[GIVEN RECORDS]

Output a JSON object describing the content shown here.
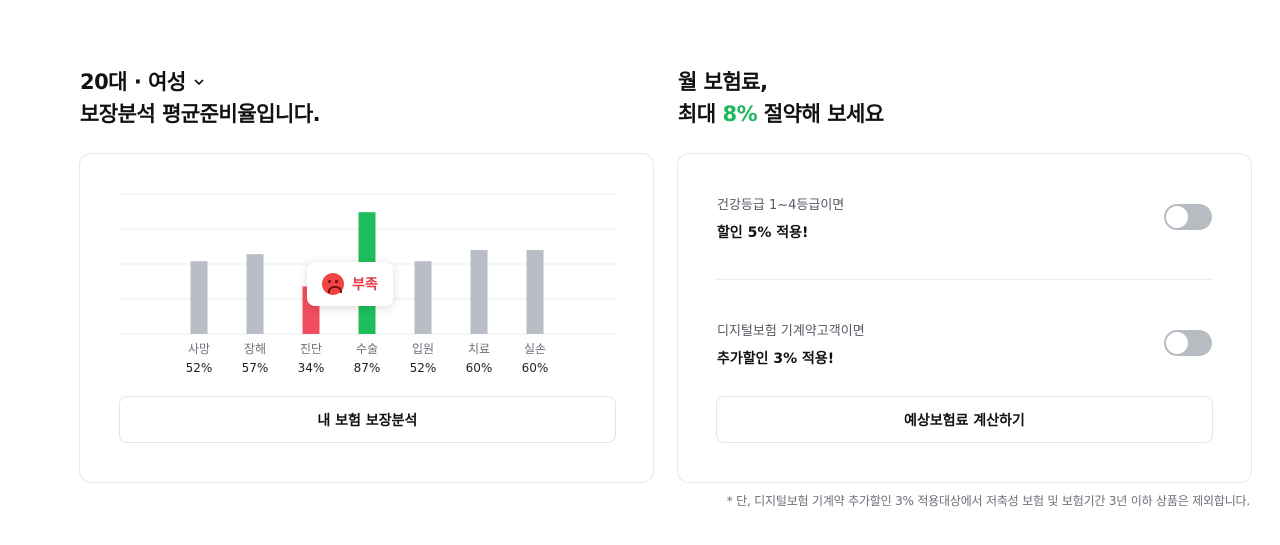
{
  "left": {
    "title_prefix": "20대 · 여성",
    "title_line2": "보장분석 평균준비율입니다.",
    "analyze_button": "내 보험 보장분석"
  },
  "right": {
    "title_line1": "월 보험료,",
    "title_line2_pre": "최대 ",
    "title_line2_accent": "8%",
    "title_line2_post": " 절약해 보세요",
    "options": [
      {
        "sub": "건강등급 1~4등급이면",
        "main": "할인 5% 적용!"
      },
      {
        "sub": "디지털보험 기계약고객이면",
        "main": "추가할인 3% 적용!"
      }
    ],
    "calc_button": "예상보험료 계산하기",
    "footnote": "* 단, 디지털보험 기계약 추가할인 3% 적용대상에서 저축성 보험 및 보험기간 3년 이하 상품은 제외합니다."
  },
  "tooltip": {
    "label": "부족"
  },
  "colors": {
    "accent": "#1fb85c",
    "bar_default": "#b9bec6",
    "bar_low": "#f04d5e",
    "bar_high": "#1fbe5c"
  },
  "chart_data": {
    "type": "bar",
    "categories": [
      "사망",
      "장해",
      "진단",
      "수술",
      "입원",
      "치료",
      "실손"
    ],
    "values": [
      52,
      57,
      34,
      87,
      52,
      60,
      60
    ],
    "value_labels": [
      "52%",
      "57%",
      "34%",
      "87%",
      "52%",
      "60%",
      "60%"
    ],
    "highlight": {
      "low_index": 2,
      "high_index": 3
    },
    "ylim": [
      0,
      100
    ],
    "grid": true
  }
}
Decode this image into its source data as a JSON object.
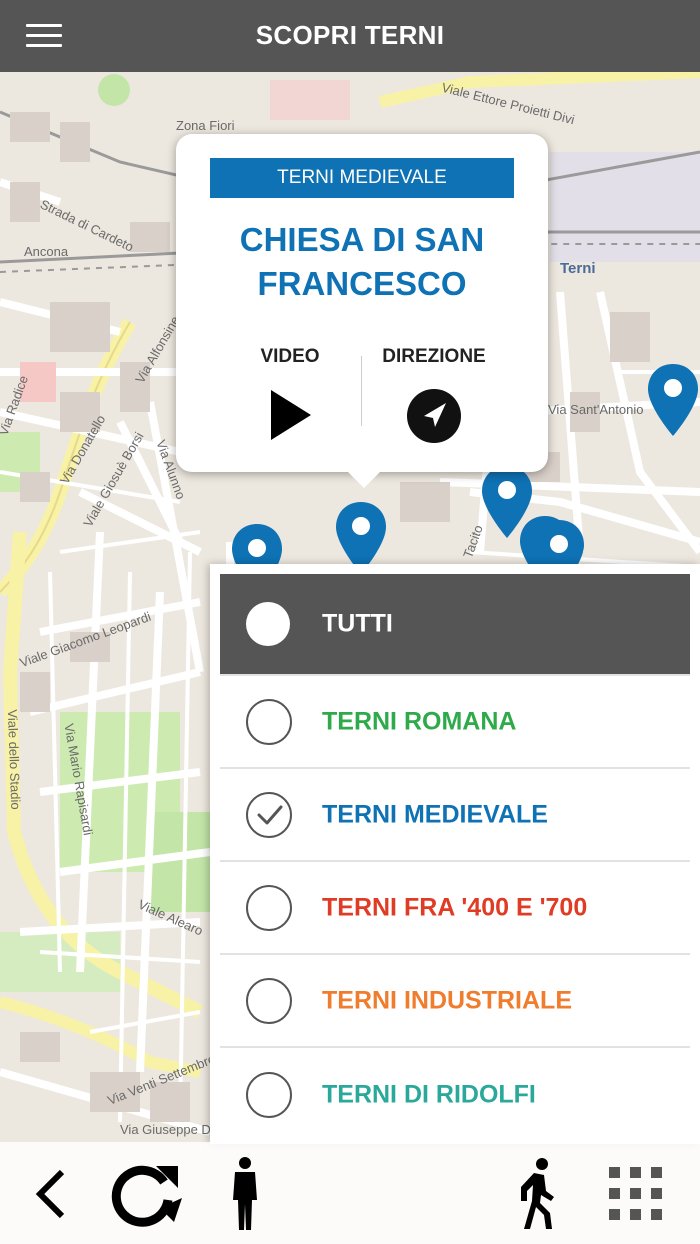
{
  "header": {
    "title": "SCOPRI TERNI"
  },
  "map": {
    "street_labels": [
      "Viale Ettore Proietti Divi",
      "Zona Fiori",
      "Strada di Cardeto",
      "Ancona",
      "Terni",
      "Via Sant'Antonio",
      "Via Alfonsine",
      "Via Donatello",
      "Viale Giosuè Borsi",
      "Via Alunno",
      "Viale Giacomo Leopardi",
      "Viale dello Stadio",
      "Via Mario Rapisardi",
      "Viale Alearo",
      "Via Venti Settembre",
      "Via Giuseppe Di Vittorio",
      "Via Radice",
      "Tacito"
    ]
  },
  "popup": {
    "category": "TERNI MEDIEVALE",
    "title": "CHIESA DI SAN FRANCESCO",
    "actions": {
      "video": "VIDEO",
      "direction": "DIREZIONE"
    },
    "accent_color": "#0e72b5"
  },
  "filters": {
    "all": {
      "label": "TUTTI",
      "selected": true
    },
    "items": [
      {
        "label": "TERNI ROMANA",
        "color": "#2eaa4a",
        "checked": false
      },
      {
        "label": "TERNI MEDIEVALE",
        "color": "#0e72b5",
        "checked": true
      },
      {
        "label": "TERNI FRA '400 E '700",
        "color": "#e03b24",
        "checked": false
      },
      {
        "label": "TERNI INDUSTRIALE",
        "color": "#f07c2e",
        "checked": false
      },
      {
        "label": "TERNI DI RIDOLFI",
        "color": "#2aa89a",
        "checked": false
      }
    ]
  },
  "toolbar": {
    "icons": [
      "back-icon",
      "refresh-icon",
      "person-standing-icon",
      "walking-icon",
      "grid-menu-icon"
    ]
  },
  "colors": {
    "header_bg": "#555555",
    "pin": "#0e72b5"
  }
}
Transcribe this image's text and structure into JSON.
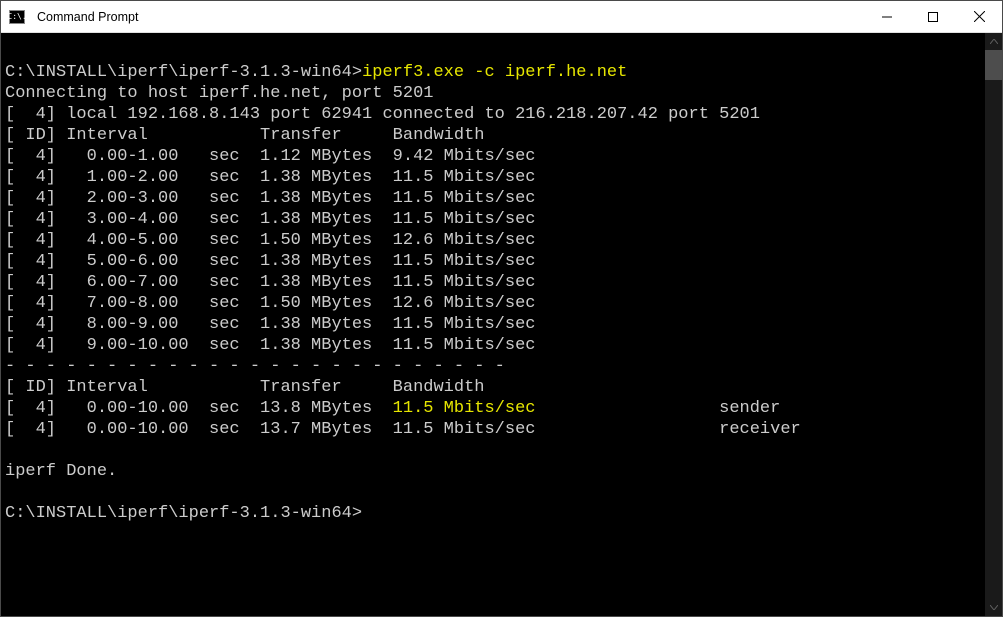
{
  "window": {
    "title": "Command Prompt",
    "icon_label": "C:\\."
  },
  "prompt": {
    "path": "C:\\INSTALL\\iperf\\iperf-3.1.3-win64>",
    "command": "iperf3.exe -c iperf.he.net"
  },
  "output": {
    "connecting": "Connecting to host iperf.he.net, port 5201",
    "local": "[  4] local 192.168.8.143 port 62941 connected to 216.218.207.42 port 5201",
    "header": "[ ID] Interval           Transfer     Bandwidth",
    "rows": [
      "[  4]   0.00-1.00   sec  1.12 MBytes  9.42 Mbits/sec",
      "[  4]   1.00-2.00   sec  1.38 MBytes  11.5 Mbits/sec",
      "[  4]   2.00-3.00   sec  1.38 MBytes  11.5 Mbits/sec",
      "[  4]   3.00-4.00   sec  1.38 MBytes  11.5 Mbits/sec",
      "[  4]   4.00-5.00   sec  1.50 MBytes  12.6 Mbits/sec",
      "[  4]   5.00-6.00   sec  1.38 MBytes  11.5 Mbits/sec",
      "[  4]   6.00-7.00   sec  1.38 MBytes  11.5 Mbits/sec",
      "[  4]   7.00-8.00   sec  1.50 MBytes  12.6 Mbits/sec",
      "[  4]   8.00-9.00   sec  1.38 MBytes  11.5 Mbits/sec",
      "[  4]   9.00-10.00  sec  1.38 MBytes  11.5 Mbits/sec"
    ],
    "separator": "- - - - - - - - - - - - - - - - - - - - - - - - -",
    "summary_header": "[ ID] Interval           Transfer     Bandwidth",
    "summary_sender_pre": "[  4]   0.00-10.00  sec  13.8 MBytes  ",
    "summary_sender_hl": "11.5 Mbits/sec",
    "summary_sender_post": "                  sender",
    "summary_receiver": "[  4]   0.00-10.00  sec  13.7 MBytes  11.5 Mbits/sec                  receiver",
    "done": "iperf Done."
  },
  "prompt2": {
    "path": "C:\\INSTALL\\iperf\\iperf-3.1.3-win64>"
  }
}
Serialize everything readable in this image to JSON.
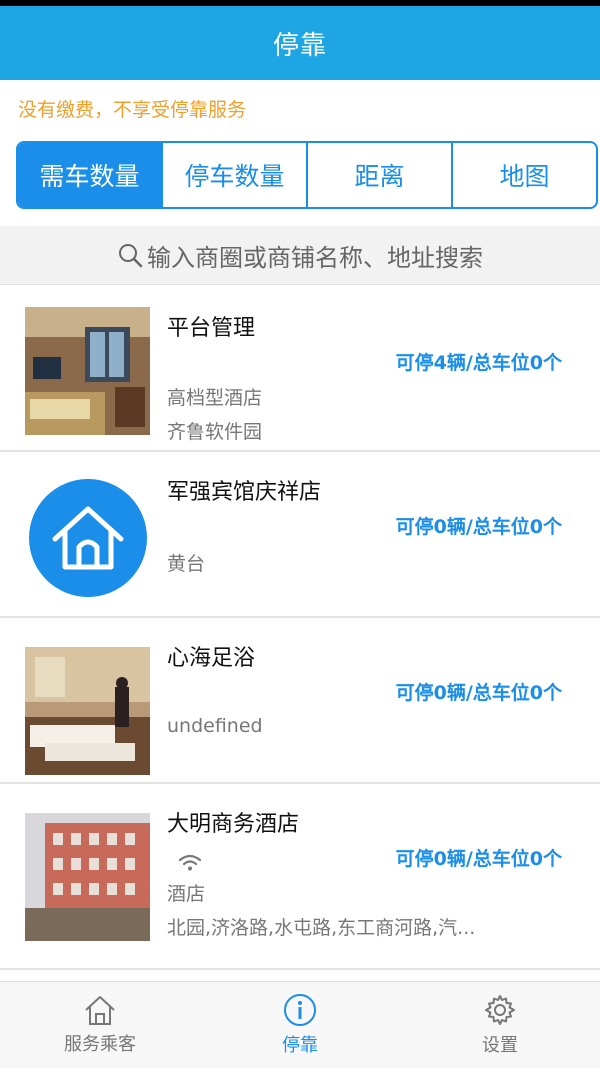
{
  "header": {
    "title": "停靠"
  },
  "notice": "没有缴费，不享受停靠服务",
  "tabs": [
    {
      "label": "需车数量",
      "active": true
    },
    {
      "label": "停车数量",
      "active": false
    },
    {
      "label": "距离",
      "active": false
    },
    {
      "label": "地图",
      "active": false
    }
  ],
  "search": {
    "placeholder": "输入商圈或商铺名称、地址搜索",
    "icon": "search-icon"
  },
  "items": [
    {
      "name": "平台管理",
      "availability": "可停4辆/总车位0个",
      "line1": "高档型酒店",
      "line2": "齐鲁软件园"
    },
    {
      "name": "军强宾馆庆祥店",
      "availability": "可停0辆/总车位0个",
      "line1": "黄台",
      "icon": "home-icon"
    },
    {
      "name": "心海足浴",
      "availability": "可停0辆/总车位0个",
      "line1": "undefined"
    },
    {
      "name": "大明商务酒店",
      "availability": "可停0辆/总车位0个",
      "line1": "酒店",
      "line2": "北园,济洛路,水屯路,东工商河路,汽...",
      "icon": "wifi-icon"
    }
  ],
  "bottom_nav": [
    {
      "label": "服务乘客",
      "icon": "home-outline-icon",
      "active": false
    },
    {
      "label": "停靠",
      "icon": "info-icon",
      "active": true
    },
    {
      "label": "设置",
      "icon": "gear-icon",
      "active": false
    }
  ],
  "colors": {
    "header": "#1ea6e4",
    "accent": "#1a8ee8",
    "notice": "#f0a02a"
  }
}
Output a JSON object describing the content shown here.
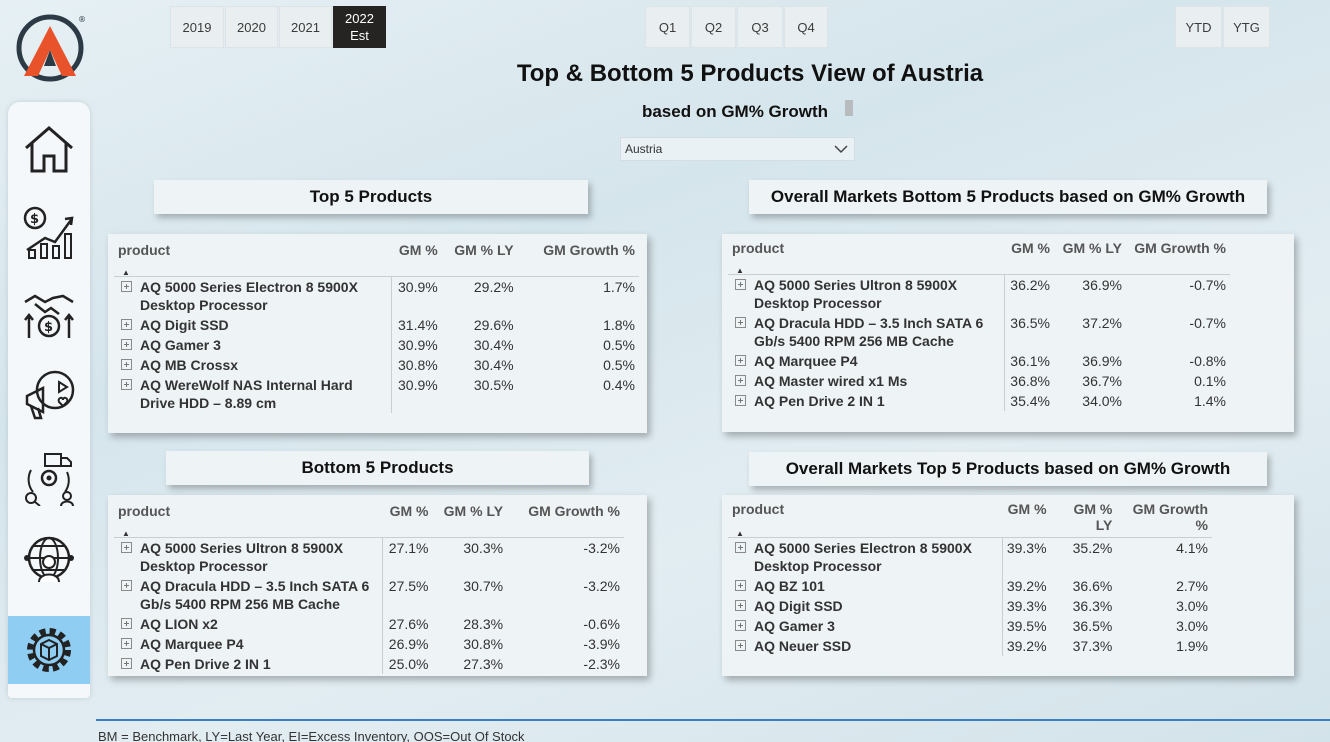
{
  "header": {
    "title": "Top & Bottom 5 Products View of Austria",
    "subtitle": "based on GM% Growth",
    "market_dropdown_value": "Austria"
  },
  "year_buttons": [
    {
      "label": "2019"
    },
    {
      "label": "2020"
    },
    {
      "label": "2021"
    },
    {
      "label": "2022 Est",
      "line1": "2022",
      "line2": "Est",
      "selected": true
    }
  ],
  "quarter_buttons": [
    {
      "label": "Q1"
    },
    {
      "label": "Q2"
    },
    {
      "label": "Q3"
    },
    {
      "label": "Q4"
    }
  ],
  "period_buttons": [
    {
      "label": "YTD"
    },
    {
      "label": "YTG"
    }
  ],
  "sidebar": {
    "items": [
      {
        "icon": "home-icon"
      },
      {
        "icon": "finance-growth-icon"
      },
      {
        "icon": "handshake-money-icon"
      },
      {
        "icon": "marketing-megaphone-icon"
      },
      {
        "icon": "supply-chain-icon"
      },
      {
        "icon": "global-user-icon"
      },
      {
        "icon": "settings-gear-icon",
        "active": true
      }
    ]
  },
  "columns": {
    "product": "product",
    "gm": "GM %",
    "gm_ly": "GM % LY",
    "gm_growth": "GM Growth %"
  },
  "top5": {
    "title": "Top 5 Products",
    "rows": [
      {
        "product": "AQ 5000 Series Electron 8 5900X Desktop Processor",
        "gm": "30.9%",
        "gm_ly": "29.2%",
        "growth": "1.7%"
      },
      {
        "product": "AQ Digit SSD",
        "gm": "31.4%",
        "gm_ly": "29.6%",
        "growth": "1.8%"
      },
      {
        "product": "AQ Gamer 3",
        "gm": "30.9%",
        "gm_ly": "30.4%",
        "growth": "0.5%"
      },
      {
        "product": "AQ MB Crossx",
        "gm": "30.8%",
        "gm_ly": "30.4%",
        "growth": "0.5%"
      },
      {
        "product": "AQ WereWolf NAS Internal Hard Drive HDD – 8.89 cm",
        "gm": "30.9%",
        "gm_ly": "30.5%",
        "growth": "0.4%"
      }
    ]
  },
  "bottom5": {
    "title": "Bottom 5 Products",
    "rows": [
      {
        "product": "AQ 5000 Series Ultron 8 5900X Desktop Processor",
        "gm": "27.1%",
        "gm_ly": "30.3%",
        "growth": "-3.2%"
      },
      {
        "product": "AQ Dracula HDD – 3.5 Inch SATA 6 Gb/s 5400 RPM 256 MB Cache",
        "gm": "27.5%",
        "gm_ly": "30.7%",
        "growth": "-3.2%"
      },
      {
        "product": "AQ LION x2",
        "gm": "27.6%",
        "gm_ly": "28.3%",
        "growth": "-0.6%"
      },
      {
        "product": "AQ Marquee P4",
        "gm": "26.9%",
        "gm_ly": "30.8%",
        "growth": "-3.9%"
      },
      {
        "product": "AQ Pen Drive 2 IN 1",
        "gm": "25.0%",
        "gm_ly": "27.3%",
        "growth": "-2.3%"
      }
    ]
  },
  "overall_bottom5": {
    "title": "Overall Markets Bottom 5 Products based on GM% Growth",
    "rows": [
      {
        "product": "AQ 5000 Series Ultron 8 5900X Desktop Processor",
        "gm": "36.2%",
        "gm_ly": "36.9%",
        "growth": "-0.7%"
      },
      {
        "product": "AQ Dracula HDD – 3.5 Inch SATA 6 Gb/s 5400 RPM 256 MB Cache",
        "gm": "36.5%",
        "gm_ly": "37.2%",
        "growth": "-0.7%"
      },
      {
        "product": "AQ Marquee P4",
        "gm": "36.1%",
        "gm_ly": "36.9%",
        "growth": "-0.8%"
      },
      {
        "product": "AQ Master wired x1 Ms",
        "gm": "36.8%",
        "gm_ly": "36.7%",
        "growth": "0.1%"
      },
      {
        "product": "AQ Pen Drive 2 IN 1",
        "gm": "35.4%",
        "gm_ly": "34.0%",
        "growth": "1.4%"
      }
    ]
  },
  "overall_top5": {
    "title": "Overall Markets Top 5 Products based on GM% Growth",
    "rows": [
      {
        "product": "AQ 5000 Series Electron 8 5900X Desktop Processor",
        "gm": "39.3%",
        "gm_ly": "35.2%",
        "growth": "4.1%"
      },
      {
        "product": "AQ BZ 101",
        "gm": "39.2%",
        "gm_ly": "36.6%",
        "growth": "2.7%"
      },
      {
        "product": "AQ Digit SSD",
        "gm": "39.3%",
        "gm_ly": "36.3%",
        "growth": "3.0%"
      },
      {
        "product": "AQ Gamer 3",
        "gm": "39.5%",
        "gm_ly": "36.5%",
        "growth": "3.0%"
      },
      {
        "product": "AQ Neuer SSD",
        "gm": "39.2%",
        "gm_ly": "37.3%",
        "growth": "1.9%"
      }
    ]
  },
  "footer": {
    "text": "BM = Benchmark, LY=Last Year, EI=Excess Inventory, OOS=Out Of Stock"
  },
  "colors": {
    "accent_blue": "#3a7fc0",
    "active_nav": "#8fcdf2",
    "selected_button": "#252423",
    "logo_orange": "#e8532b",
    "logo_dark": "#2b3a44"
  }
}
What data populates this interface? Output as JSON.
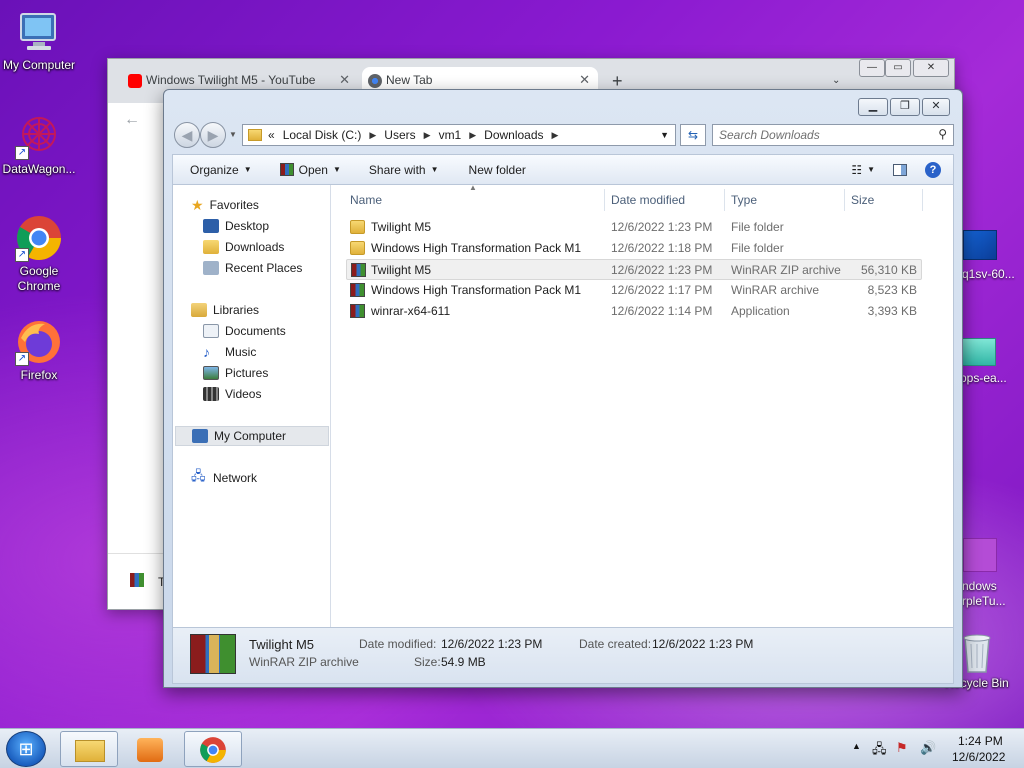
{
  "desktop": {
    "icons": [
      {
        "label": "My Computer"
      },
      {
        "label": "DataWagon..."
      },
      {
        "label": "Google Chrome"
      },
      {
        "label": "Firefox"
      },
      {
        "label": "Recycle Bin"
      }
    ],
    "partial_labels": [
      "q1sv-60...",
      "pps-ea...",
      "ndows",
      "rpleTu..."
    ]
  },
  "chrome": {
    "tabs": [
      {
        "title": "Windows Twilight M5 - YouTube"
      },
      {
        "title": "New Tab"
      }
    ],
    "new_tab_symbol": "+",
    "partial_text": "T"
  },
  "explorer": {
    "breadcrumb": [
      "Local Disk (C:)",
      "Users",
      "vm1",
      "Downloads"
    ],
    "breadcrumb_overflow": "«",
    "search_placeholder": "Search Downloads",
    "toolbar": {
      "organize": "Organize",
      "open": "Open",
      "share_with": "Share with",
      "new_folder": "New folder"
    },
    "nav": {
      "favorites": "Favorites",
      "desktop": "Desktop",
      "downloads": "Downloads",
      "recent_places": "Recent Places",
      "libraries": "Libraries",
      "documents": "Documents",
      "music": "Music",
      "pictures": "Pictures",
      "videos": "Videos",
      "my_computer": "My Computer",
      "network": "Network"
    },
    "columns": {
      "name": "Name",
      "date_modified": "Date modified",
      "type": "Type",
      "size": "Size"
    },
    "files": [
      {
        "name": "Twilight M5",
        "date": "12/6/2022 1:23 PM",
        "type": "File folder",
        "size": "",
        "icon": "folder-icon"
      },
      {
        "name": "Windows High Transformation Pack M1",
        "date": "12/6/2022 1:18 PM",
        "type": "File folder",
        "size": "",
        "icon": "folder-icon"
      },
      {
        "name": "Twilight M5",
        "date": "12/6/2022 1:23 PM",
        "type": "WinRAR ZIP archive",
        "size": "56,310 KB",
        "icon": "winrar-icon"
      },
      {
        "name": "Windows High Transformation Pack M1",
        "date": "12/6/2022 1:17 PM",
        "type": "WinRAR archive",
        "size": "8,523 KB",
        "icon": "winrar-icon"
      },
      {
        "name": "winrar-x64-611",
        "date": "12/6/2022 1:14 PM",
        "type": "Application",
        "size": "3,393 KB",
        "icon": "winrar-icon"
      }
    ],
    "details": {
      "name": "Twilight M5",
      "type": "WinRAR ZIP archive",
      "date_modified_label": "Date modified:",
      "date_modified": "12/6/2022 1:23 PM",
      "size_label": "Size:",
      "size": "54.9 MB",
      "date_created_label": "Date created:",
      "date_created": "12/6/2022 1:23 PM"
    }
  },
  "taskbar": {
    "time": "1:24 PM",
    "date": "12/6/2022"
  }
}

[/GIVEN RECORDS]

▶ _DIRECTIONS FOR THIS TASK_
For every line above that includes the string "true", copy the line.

▶ _EXERCISE SOLUTION_
    "grid": true
      "selected": true
        "checked": true
      "active": true
      "active": true
      "selected": true
        "active": true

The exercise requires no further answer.